(App and web page records)
Start of Block
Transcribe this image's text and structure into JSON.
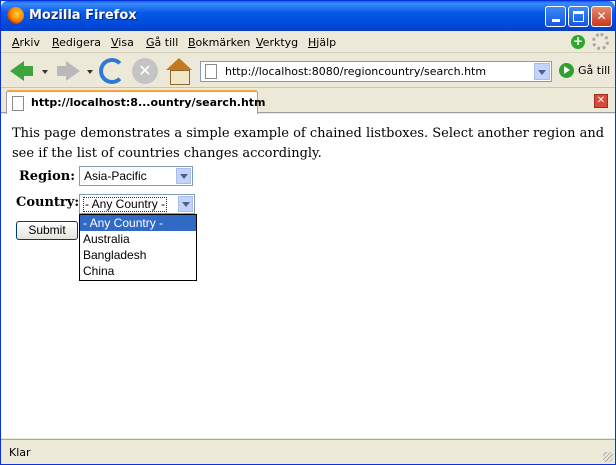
{
  "window": {
    "title": "Mozilla Firefox"
  },
  "menu": [
    "Arkiv",
    "Redigera",
    "Visa",
    "Gå till",
    "Bokmärken",
    "Verktyg",
    "Hjälp"
  ],
  "menu_underline": [
    "A",
    "R",
    "V",
    "G",
    "B",
    "V",
    "H"
  ],
  "menu_rest": [
    "rkiv",
    "edigera",
    "isa",
    "å till",
    "okmärken",
    "erktyg",
    "jälp"
  ],
  "toolbar": {
    "url": "http://localhost:8080/regioncountry/search.htm",
    "go_label": "Gå till"
  },
  "tab": {
    "label": "http://localhost:8...ountry/search.htm"
  },
  "page": {
    "intro": "This page demonstrates a simple example of chained listboxes. Select another region and see if the list of countries changes accordingly.",
    "region_label": "Region:",
    "region_value": "Asia-Pacific",
    "country_label": "Country:",
    "country_value": "- Any Country -",
    "submit_label": "Submit",
    "country_options": [
      "- Any Country -",
      "Australia",
      "Bangladesh",
      "China"
    ]
  },
  "status": {
    "text": "Klar"
  },
  "colors": {
    "title_bar": "#0558e8",
    "selection": "#316ac5",
    "chrome": "#ece9d8"
  }
}
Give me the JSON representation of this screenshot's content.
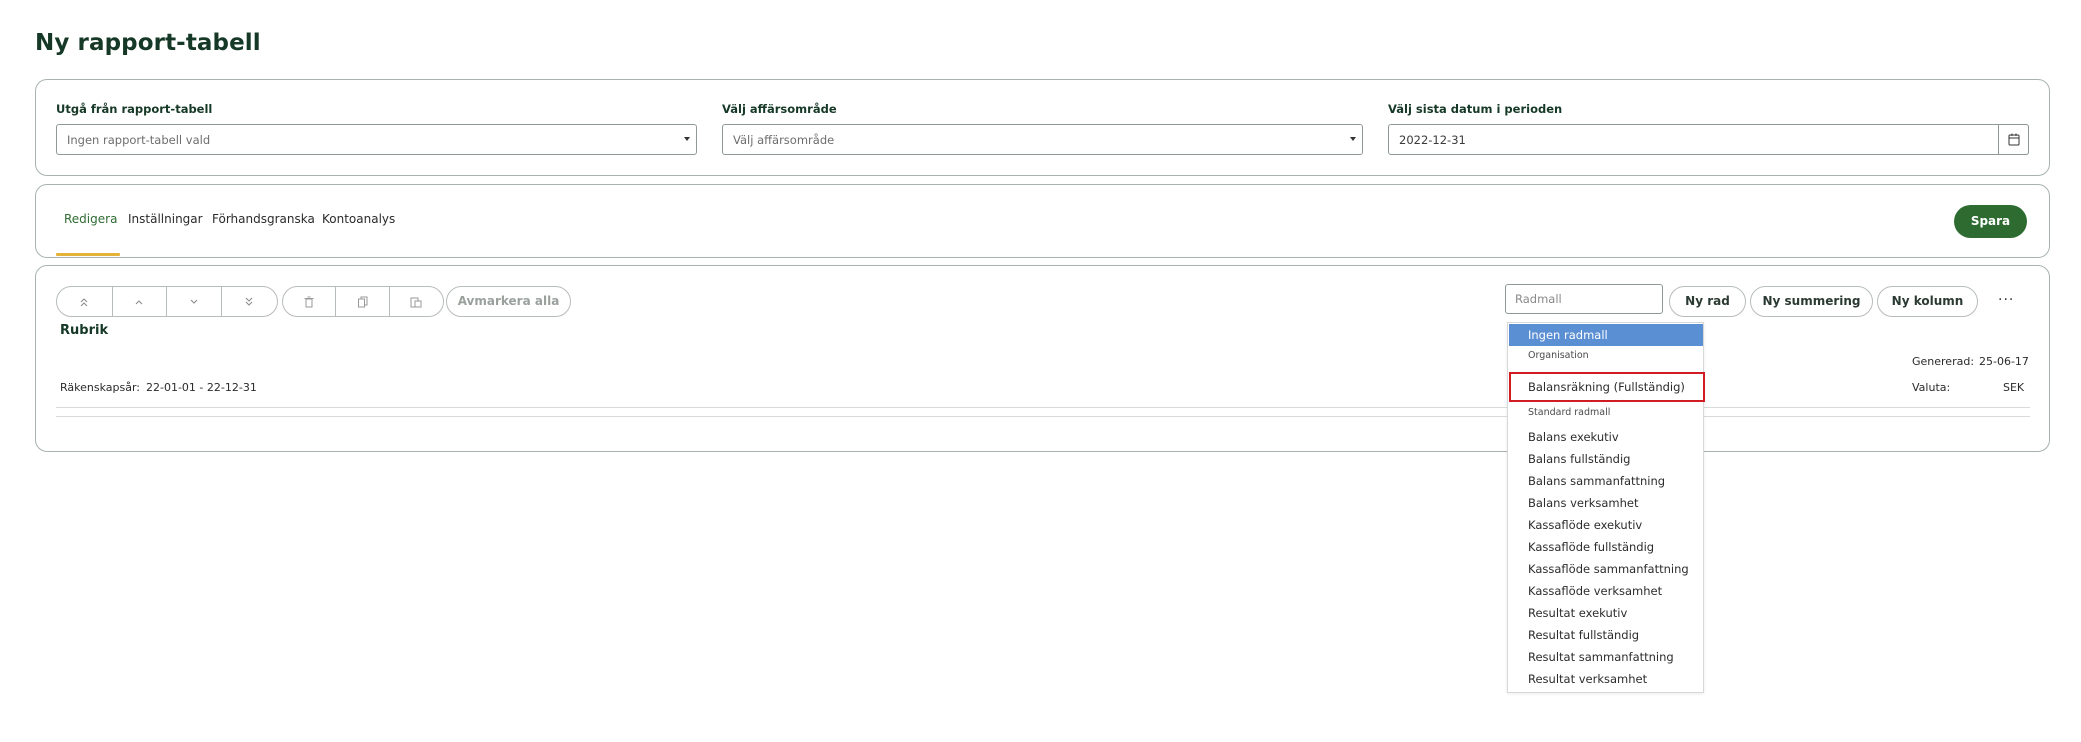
{
  "page": {
    "title": "Ny rapport-tabell"
  },
  "filters": {
    "template": {
      "label": "Utgå från rapport-tabell",
      "value": "Ingen rapport-tabell vald"
    },
    "business_area": {
      "label": "Välj affärsområde",
      "value": "Välj affärsområde"
    },
    "period_end": {
      "label": "Välj sista datum i perioden",
      "value": "2022-12-31"
    }
  },
  "tabs": [
    {
      "label": "Redigera",
      "active": true
    },
    {
      "label": "Inställningar",
      "active": false
    },
    {
      "label": "Förhandsgranska",
      "active": false
    },
    {
      "label": "Kontoanalys",
      "active": false
    }
  ],
  "save_label": "Spara",
  "toolbar": {
    "move_buttons": [
      "chevrons-up-icon",
      "chevron-up-icon",
      "chevron-down-icon",
      "chevrons-down-icon"
    ],
    "edit_buttons": [
      "trash-icon",
      "copy-icon",
      "paste-icon"
    ],
    "deselect_all": "Avmarkera alla",
    "radmall_placeholder": "Radmall",
    "new_row": "Ny rad",
    "new_sum": "Ny summering",
    "new_column": "Ny kolumn",
    "more": "···"
  },
  "report": {
    "heading": "Rubrik",
    "fiscal_label": "Räkenskapsår:",
    "fiscal_value": "22-01-01 - 22-12-31",
    "generated_label": "Genererad:",
    "generated_value": "25-06-17",
    "currency_label": "Valuta:",
    "currency_value": "SEK"
  },
  "dropdown": {
    "selected": "Ingen radmall",
    "group_org": "Organisation",
    "org_item": "Balansräkning (Fullständig)",
    "group_standard": "Standard radmall",
    "items": [
      "Balans exekutiv",
      "Balans fullständig",
      "Balans sammanfattning",
      "Balans verksamhet",
      "Kassaflöde exekutiv",
      "Kassaflöde fullständig",
      "Kassaflöde sammanfattning",
      "Kassaflöde verksamhet",
      "Resultat exekutiv",
      "Resultat fullständig",
      "Resultat sammanfattning",
      "Resultat verksamhet"
    ]
  },
  "colors": {
    "primary": "#2e6b31",
    "tab_accent": "#e4b43a",
    "selected_option": "#5b8fd3",
    "highlight_border": "#d01c22"
  }
}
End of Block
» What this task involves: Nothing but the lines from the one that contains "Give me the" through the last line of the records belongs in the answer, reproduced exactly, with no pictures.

» Task answer:
Give me the JSON representation of this screenshot's content.
{
  "page": {
    "title": "Ny rapport-tabell"
  },
  "filters": {
    "template": {
      "label": "Utgå från rapport-tabell",
      "value": "Ingen rapport-tabell vald"
    },
    "business_area": {
      "label": "Välj affärsområde",
      "value": "Välj affärsområde"
    },
    "period_end": {
      "label": "Välj sista datum i perioden",
      "value": "2022-12-31"
    }
  },
  "tabs": [
    {
      "label": "Redigera",
      "active": true
    },
    {
      "label": "Inställningar",
      "active": false
    },
    {
      "label": "Förhandsgranska",
      "active": false
    },
    {
      "label": "Kontoanalys",
      "active": false
    }
  ],
  "save_label": "Spara",
  "toolbar": {
    "move_buttons": [
      "chevrons-up-icon",
      "chevron-up-icon",
      "chevron-down-icon",
      "chevrons-down-icon"
    ],
    "edit_buttons": [
      "trash-icon",
      "copy-icon",
      "paste-icon"
    ],
    "deselect_all": "Avmarkera alla",
    "radmall_placeholder": "Radmall",
    "new_row": "Ny rad",
    "new_sum": "Ny summering",
    "new_column": "Ny kolumn",
    "more": "···"
  },
  "report": {
    "heading": "Rubrik",
    "fiscal_label": "Räkenskapsår:",
    "fiscal_value": "22-01-01 - 22-12-31",
    "generated_label": "Genererad:",
    "generated_value": "25-06-17",
    "currency_label": "Valuta:",
    "currency_value": "SEK"
  },
  "dropdown": {
    "selected": "Ingen radmall",
    "group_org": "Organisation",
    "org_item": "Balansräkning (Fullständig)",
    "group_standard": "Standard radmall",
    "items": [
      "Balans exekutiv",
      "Balans fullständig",
      "Balans sammanfattning",
      "Balans verksamhet",
      "Kassaflöde exekutiv",
      "Kassaflöde fullständig",
      "Kassaflöde sammanfattning",
      "Kassaflöde verksamhet",
      "Resultat exekutiv",
      "Resultat fullständig",
      "Resultat sammanfattning",
      "Resultat verksamhet"
    ]
  },
  "colors": {
    "primary": "#2e6b31",
    "tab_accent": "#e4b43a",
    "selected_option": "#5b8fd3",
    "highlight_border": "#d01c22"
  }
}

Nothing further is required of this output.